■ **Data to process**:
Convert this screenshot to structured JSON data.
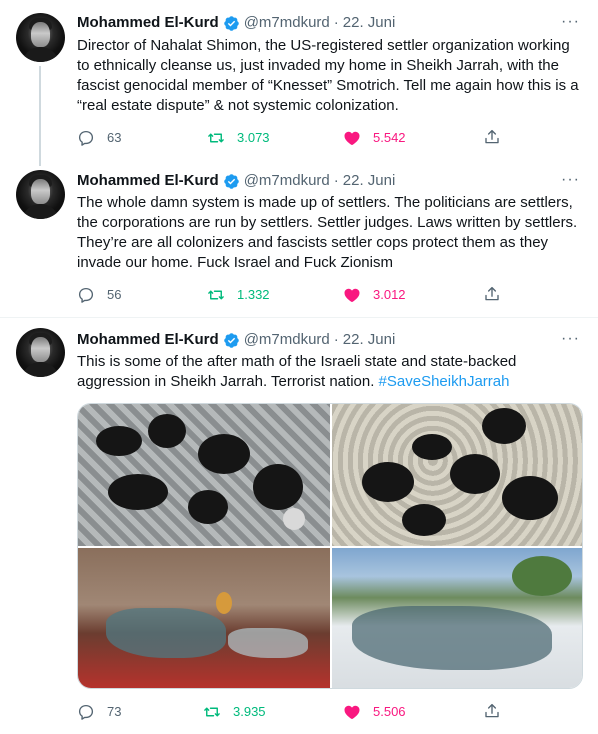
{
  "colors": {
    "text": "#0f1419",
    "secondary": "#536471",
    "link": "#1d9bf0",
    "retweet": "#00ba7c",
    "like": "#f91880",
    "verified": "#1d9bf0"
  },
  "tweets": [
    {
      "author": {
        "name": "Mohammed El-Kurd",
        "handle": "@m7mdkurd",
        "verified": true
      },
      "date": "22. Juni",
      "text": "Director of Nahalat Shimon, the US-registered settler organization working to ethnically cleanse us, just invaded my home in Sheikh Jarrah, with the fascist genocidal member of “Knesset” Smotrich. Tell me again how this is a “real estate dispute” & not systemic colonization.",
      "replies": "63",
      "retweets": "3.073",
      "likes": "5.542",
      "liked": true
    },
    {
      "author": {
        "name": "Mohammed El-Kurd",
        "handle": "@m7mdkurd",
        "verified": true
      },
      "date": "22. Juni",
      "text": "The whole damn system is made up of settlers. The politicians are settlers, the corporations are run by settlers. Settler judges. Laws written by settlers. They’re are all colonizers and fascists settler cops protect them as they invade our home. Fuck Israel and Fuck Zionism",
      "replies": "56",
      "retweets": "1.332",
      "likes": "3.012",
      "liked": true
    },
    {
      "author": {
        "name": "Mohammed El-Kurd",
        "handle": "@m7mdkurd",
        "verified": true
      },
      "date": "22. Juni",
      "text": "This is some of the after math of the Israeli state and state-backed aggression in Sheikh Jarrah. Terrorist nation. ",
      "hashtag": "#SaveSheikhJarrah",
      "media_count": 4,
      "replies": "73",
      "retweets": "3.935",
      "likes": "5.506",
      "liked": true
    }
  ],
  "labels": {
    "dot": "·",
    "more": "···"
  }
}
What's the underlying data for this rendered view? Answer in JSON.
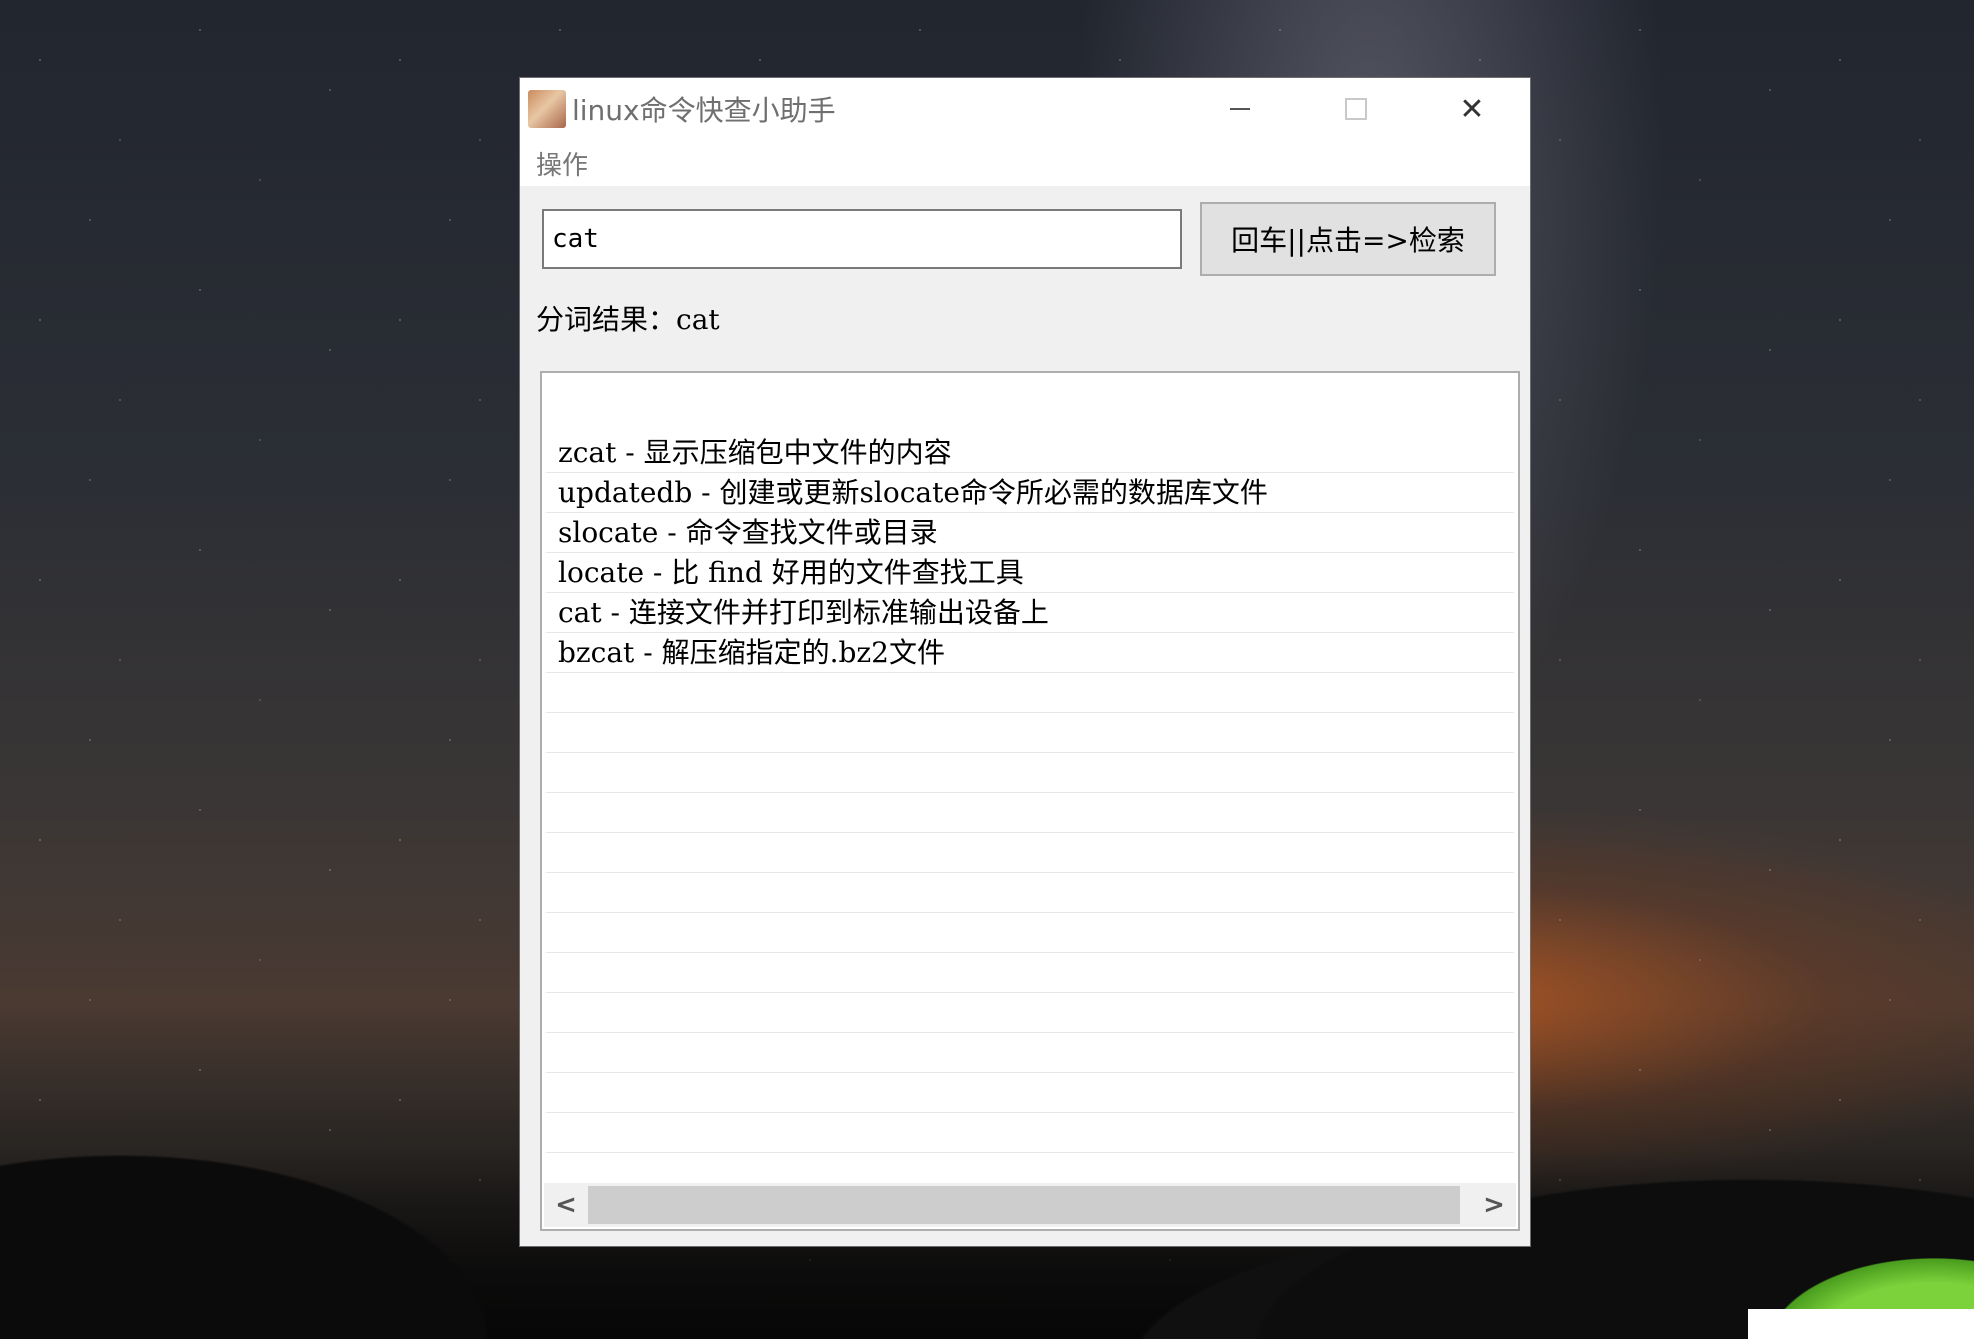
{
  "window": {
    "title": "linux命令快查小助手",
    "controls": {
      "minimize": "minimize",
      "maximize": "maximize",
      "close": "✕"
    }
  },
  "menu": {
    "items": [
      {
        "label": "操作"
      }
    ]
  },
  "search": {
    "value": "cat",
    "button_label": "回车||点击=>检索"
  },
  "segmentation": {
    "label": "分词结果：",
    "value": "cat"
  },
  "results": {
    "items": [
      "zcat - 显示压缩包中文件的内容",
      "updatedb - 创建或更新slocate命令所必需的数据库文件",
      "slocate - 命令查找文件或目录",
      "locate - 比 find 好用的文件查找工具",
      "cat - 连接文件并打印到标准输出设备上",
      "bzcat - 解压缩指定的.bz2文件"
    ]
  },
  "scrollbar": {
    "left_arrow": "<",
    "right_arrow": ">"
  },
  "icons": [
    "app-icon",
    "minimize-icon",
    "maximize-icon",
    "close-icon",
    "chevron-left-icon",
    "chevron-right-icon"
  ]
}
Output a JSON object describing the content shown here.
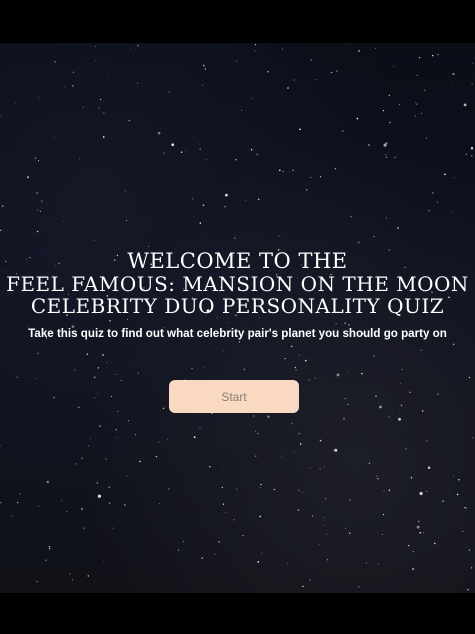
{
  "page": {
    "title_lines": [
      "WELCOME TO THE",
      "FEEL FAMOUS: MANSION ON THE MOON",
      "CELEBRITY DUO PERSONALITY QUIZ"
    ],
    "subtitle": "Take this quiz to find out what celebrity pair's planet you should go party on",
    "start_button_label": "Start"
  },
  "colors": {
    "background": "#000000",
    "starfield": "#0e1120",
    "text": "#ffffff",
    "button_bg": "#f9d9c2",
    "button_text": "#8a7d74"
  }
}
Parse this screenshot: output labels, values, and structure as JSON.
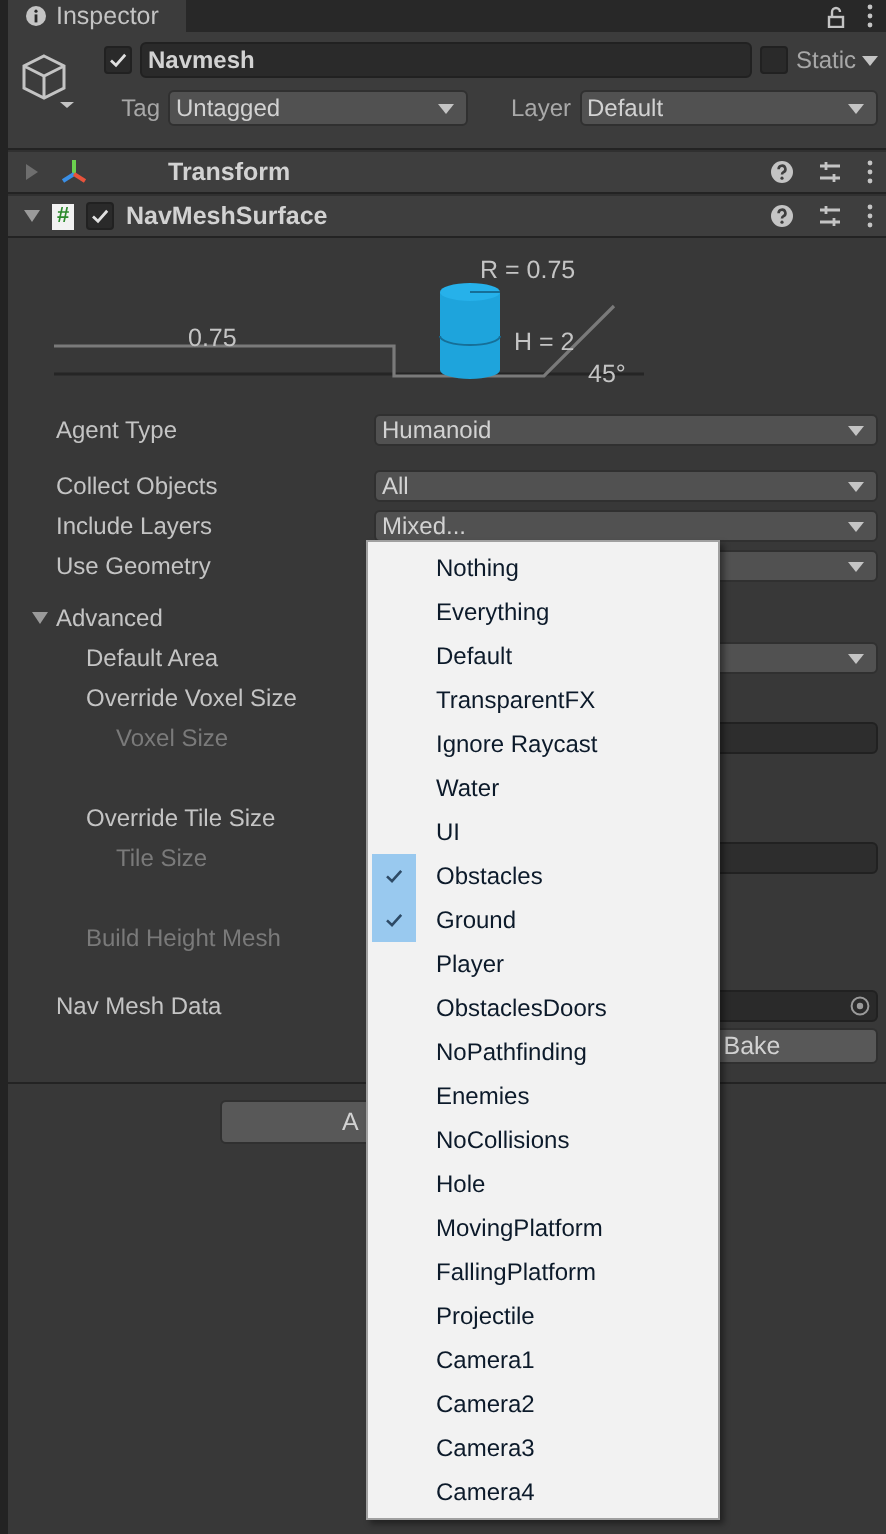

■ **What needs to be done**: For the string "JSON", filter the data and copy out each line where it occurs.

■ **Exercise solution**:
Convert this screenshot to structured JSON data.
What's the underlying data for this rendered view? Answer in JSON.
Output a JSON object describing the content shown here.
Parse this screenshot: output labels, values, and structure as JSON.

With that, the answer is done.